Senate Judiciary Committee discusses state marijuana rights, possible marijuana banking solutions


Sen. Patrick Leahy.

Sen. Patrick Leahy yesterday pushed for historic strides in federal marijuana policy, including remedying banking conflicts and getting further assurance from federal prosecutors that states with legal marijuana laws enacted would be allowed to move forward with regulations and taxes.
“The absolute criminalization of personal marijuana use has contributed to our nation’s soaring prison population and has disproportionately affected people of color,” Leahy said at the hearing.

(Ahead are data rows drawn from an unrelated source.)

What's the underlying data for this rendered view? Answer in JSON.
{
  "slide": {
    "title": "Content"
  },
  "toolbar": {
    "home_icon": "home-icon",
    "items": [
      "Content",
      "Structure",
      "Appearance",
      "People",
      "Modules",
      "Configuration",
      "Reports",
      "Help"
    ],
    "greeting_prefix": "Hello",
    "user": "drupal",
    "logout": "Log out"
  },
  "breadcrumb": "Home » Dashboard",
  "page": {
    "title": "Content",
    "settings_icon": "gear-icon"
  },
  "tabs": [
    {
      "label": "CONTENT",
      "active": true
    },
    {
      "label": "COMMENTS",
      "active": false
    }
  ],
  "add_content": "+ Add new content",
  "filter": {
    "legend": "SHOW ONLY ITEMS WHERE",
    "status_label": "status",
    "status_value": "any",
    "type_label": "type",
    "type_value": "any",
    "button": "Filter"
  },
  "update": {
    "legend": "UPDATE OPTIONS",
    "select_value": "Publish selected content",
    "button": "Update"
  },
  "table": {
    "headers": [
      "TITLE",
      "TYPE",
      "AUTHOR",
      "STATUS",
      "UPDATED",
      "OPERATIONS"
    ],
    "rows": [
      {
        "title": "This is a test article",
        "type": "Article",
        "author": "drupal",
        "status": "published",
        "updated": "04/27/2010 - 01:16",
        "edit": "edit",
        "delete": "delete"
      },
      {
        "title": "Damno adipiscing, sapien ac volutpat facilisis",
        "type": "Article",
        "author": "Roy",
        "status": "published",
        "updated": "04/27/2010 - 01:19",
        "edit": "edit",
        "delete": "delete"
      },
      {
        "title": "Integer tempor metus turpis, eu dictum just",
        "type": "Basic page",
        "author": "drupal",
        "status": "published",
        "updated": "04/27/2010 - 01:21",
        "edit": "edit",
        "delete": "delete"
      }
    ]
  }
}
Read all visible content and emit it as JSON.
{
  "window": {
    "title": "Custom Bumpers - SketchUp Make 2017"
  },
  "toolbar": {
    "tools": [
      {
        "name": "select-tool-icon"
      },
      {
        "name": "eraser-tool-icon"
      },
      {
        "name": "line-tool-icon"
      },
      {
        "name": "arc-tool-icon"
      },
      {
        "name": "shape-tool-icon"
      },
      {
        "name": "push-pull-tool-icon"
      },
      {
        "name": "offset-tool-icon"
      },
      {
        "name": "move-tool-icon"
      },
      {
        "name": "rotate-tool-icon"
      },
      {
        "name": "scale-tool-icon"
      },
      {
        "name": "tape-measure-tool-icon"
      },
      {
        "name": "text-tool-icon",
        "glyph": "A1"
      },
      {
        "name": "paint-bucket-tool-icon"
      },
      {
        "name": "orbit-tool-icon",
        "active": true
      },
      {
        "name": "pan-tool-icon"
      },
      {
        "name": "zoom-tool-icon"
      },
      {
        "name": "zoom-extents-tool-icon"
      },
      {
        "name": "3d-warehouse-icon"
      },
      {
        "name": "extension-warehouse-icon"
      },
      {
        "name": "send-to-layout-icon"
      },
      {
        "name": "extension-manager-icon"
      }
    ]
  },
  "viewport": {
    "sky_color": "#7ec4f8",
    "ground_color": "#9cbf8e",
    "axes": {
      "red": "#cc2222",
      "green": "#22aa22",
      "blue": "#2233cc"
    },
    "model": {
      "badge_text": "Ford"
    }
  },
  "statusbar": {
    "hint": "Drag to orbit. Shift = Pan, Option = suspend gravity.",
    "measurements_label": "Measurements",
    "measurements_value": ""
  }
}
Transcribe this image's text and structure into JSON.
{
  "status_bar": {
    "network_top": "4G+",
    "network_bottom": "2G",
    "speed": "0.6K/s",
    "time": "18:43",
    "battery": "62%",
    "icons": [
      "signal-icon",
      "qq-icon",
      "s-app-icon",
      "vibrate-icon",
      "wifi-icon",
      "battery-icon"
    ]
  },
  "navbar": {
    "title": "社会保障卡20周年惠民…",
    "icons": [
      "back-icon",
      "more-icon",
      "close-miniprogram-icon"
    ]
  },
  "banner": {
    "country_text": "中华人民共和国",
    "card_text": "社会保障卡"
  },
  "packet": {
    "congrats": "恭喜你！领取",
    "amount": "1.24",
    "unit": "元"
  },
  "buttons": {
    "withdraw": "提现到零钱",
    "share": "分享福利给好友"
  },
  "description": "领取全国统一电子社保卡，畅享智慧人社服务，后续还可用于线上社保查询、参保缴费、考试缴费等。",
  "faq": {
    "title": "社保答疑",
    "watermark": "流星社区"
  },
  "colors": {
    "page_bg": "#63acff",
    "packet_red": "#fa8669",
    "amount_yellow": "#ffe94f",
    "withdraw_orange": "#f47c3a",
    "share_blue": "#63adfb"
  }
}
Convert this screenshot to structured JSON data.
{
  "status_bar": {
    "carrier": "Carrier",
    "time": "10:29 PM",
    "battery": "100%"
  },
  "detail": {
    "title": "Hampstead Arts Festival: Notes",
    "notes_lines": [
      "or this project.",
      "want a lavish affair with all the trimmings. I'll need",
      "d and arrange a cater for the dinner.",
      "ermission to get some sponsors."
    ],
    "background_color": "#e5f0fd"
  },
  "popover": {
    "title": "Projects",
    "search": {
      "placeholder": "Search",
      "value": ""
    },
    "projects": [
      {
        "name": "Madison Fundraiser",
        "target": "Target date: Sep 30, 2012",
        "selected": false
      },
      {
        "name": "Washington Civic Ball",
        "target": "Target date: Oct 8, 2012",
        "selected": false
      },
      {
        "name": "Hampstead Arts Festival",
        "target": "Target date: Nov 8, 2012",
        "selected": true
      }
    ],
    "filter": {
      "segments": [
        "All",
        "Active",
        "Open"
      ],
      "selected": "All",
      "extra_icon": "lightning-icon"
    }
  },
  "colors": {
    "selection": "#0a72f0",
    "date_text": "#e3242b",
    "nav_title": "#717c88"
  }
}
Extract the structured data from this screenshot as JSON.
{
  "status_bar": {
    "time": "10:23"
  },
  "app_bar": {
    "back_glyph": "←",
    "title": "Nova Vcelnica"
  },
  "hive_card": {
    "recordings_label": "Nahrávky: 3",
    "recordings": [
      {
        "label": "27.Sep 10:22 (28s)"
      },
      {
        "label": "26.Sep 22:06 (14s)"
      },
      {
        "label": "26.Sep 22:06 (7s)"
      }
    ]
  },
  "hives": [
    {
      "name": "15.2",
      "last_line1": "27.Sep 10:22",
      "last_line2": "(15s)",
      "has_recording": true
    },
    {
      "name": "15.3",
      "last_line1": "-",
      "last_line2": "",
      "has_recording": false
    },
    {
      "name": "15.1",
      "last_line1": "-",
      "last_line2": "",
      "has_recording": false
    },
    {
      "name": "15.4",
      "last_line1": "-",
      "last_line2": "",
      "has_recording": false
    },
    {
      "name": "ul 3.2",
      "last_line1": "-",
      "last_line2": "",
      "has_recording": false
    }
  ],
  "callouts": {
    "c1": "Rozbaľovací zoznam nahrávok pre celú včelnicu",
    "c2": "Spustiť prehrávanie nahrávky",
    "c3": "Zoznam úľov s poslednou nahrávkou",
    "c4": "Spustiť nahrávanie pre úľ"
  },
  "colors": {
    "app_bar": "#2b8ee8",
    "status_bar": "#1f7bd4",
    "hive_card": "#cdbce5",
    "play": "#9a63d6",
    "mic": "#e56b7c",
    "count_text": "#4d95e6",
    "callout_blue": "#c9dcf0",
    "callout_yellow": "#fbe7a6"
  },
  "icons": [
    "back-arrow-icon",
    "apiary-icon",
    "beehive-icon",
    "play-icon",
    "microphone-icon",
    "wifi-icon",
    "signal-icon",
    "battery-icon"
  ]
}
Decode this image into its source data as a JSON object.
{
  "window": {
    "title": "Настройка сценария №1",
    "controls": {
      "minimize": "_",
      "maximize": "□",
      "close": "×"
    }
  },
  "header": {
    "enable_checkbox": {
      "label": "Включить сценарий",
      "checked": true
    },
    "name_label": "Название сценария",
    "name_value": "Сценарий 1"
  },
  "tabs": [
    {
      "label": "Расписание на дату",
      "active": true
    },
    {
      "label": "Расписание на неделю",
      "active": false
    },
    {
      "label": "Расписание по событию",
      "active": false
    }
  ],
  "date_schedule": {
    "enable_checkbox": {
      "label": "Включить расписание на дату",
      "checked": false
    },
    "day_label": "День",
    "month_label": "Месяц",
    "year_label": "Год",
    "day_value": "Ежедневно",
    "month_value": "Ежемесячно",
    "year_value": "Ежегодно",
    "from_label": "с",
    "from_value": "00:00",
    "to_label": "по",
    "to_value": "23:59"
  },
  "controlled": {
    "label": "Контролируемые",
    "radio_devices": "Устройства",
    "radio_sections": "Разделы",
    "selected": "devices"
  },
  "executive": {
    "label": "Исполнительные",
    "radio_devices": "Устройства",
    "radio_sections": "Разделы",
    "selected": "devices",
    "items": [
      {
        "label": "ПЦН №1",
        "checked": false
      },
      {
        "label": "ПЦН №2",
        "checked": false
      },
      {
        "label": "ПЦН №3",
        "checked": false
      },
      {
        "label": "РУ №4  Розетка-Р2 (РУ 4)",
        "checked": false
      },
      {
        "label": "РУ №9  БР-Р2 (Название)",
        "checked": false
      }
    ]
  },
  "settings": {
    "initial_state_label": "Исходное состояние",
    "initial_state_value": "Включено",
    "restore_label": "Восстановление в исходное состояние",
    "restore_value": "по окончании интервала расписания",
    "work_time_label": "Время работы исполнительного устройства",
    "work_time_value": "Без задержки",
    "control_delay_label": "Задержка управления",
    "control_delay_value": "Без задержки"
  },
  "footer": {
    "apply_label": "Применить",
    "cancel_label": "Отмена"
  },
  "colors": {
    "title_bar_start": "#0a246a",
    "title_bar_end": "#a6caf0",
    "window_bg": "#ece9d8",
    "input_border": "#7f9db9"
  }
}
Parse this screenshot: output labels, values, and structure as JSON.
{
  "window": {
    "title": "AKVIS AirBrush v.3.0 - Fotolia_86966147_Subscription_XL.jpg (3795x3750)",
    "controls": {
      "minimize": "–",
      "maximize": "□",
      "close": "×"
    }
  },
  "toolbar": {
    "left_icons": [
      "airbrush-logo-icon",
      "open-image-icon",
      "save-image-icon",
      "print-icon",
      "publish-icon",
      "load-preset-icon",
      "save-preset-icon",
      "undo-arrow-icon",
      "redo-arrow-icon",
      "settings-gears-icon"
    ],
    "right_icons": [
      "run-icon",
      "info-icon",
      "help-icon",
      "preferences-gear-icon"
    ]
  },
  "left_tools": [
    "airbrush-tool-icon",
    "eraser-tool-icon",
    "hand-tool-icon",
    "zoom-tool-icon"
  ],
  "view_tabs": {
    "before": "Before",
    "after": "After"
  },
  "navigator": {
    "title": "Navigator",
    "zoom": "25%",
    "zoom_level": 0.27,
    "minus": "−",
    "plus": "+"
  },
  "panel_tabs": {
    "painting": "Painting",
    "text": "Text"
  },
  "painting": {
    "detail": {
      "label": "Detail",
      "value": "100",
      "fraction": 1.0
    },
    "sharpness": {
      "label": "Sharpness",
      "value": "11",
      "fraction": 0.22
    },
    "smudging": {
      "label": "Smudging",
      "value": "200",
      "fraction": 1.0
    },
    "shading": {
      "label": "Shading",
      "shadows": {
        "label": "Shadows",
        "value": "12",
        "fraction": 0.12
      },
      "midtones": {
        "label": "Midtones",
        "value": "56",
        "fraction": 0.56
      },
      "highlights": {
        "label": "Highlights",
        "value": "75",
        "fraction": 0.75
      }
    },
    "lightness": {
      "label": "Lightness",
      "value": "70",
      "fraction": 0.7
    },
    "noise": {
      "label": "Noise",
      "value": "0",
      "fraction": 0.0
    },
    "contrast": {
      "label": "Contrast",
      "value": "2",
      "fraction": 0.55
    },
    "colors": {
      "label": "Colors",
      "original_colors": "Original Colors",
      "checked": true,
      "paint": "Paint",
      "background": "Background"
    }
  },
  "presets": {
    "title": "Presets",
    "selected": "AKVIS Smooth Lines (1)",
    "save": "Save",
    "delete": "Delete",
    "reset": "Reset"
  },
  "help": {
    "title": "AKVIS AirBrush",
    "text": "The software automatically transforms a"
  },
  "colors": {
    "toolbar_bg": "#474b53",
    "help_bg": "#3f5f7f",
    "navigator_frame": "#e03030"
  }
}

Much of the discussion centered around a recent memo from the Justice Department clarifying how federal prosecutors would allow recreational cannabis sales in Washington and Colorado so long as the stores follow state regulations. The memo was merely a suggestion, however, and prosecutors still have free reign to crack down on the centers as illegal operations at any time.
Some of the most talked-about testimony among the marijuana community online came from King County, Washington Sheriff John Urquart. He pointed out that the feds and Washington regulators have the same goals: keeping pot out of the hands of minors, keeping impaired drivers off the road and ending the funding of illegal criminal organizations.
“What we have in Washington is not the wild, wild West,” he said. “The message to my deputies has been very clear: You will enforce our new marijuana laws. You will write someone a ticket for smoking in public. You will enforce age limits. You will put unlicensed stores out of business.”
But it’s time the feds caught up with the states, notably with regards to banking laws. Current banking laws make it nearly impossible for legal medical marijuana businesses to hold accounts, meaning they have to rely more on cash transactions that make them targets for robberies and burglaries.
“I am simply asking that the federal government allow banks to work with legitimate marijuana businesses who are licensed under this new state law,” Urquhart said.
Those changes actually may be on the horizon, however. Deputy Attorney General James Cole said during the hearings that his office had started conversations with the Treasury Department about a possible fix to the banking woes.

Not everyone who testified was pro-pot, however. Project SAM spokesmonkey spokesman Kevin Sabet warned that relaxing federal marijuana policy would create a public health epidemic.
“When we can prevent negative consequences of the commercial sale and production of marijuana now, why would we open the floodgates, hope for the best, and try with limited resources to patch everything up when things go wrong?” Sabet asked the panel.
Yeah, because drug dealers give a shit about asking your kids for an ID and all.
The other main dissenting voice came from Sen. Charles Grassley, a Republican from Iowa. He argued that marijuana legalization would be a public safety nightmare. He said that marijuana prohibition is “based on what science tells about this dangerous and addictive drug.”
Apparently Grassley has never actually read any research on cannabis whatsoever.
Still the conversation at the federal level is seen as a major step forward in a rapidly changing national perspective on cannabis. Marijuana Policy Project spokesman Dan Riffle praised the senate for starting the conversation. But he says the conversation can’t just stop here, real changes need to be made.
“The administration is doing its best to work around federal law, but a better approach would be to simply fix federal law and permanently resolve this conflict,” he said.